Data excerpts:
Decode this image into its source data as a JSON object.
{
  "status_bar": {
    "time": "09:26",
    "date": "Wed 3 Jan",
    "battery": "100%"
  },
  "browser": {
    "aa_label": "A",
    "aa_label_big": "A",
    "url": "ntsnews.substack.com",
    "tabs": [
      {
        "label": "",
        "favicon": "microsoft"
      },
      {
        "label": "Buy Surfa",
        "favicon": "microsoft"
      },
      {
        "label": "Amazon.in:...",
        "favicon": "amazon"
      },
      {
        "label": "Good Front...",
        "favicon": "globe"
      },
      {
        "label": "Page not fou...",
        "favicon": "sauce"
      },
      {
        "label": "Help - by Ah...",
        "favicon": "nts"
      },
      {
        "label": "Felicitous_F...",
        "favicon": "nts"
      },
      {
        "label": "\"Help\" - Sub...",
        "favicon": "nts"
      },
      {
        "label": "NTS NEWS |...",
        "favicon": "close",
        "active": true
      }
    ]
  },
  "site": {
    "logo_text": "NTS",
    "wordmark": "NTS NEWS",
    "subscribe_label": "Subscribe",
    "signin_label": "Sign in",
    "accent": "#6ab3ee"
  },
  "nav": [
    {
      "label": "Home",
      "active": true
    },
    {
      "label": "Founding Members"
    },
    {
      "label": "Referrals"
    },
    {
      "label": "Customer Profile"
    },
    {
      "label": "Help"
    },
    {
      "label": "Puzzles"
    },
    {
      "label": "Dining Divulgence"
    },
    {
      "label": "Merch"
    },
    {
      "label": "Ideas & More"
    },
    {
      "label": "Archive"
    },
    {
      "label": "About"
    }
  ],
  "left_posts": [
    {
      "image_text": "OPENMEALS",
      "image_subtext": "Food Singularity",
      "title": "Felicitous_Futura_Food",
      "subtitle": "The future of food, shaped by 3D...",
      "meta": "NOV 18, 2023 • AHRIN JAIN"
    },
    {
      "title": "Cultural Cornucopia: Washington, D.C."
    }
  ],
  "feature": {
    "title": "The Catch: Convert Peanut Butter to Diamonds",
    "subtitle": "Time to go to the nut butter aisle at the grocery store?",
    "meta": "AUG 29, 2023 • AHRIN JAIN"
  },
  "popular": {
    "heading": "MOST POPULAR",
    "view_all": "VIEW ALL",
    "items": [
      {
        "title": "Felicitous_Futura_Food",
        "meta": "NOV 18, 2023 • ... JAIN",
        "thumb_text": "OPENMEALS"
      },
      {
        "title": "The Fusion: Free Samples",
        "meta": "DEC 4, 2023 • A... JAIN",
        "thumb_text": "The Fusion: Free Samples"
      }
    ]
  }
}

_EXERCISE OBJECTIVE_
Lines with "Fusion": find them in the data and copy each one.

_SOLUTION TO THE EXERCISE_
        "title": "The Fusion: Free Samples",
        "thumb_text": "The Fusion: Free Samples"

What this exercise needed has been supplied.